Activity –
I would like every line of the records below that contains the word "메뉴에서" copied.

(Website and app data records)

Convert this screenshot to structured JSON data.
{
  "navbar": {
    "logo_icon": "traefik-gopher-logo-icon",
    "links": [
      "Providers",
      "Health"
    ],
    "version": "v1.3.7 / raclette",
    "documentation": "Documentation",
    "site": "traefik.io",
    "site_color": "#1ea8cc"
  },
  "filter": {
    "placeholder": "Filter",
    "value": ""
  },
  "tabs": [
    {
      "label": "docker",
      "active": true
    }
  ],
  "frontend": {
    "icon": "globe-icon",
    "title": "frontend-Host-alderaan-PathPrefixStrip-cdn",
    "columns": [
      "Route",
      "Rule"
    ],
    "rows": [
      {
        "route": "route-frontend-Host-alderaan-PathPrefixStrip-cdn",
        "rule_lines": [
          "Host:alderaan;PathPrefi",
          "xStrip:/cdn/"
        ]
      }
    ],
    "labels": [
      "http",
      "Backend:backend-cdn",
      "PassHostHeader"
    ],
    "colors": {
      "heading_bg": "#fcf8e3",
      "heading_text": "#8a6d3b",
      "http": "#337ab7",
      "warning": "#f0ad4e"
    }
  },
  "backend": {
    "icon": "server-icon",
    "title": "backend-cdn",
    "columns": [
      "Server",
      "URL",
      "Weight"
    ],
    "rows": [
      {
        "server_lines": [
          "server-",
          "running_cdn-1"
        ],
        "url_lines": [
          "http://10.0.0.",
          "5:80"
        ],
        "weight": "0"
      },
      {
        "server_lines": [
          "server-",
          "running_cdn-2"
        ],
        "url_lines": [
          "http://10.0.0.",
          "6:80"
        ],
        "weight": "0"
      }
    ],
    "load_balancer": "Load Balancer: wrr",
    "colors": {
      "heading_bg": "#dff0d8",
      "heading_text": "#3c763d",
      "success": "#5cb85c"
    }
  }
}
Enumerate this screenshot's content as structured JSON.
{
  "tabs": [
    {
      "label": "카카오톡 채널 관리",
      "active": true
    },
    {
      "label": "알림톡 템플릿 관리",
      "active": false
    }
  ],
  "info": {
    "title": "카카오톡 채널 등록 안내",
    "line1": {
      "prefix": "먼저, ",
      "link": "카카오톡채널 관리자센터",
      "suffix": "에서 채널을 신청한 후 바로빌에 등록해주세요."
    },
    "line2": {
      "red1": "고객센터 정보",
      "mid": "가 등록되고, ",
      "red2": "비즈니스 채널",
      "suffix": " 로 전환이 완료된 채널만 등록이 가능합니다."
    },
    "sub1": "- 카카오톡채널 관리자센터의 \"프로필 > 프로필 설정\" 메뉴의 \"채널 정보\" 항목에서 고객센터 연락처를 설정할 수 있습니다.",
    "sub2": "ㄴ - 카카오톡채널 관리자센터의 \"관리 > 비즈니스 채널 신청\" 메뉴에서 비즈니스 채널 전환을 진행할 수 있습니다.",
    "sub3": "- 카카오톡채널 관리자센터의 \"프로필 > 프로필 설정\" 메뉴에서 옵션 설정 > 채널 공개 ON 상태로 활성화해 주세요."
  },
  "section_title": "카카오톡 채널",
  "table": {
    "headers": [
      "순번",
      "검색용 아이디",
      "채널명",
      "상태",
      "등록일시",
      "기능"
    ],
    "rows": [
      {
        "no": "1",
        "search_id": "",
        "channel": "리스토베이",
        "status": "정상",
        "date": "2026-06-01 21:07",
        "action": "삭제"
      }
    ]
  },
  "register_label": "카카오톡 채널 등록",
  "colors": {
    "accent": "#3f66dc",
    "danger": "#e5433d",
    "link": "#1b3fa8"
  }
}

Answer to this task –
    "sub2": "ㄴ - 카카오톡채널 관리자센터의 \"관리 > 비즈니스 채널 신청\" 메뉴에서 비즈니스 채널 전환을 진행할 수 있습니다.",
    "sub3": "- 카카오톡채널 관리자센터의 \"프로필 > 프로필 설정\" 메뉴에서 옵션 설정 > 채널 공개 ON 상태로 활성화해 주세요."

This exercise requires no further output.